Content starts

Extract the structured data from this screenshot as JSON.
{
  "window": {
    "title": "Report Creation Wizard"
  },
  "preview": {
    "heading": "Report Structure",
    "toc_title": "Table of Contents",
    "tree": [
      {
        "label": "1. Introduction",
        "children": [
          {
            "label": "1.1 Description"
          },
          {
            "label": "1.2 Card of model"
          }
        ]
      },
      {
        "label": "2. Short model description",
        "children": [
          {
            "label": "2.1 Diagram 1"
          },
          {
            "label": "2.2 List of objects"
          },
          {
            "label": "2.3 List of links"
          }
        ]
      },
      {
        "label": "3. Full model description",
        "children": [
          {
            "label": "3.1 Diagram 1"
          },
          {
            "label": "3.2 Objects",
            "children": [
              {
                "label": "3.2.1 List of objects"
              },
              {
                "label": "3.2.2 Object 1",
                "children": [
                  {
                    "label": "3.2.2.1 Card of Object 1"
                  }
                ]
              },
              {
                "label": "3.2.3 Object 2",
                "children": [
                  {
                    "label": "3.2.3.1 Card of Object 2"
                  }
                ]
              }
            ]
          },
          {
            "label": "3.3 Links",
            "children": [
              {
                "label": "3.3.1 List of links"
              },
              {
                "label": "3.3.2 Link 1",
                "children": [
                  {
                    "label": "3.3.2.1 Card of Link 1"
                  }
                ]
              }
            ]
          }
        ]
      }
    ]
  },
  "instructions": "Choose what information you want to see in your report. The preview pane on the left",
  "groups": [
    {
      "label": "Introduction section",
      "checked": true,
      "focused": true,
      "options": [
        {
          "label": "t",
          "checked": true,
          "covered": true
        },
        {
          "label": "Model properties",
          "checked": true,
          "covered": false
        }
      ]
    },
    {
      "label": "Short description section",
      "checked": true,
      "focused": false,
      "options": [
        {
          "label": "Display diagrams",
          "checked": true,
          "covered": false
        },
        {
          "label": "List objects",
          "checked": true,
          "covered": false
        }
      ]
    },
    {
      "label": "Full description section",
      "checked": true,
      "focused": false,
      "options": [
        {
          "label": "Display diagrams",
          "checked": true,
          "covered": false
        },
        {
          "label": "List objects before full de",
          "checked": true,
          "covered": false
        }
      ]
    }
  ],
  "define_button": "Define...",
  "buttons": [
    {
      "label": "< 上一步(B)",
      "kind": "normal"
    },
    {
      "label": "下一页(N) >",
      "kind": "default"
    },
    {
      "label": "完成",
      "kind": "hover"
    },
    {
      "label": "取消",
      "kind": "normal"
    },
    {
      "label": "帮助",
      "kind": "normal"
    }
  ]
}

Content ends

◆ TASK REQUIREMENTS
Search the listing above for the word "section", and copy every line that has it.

◆ WRITTEN SOLUTION
      "label": "Introduction section",
      "label": "Short description section",
      "label": "Full description section",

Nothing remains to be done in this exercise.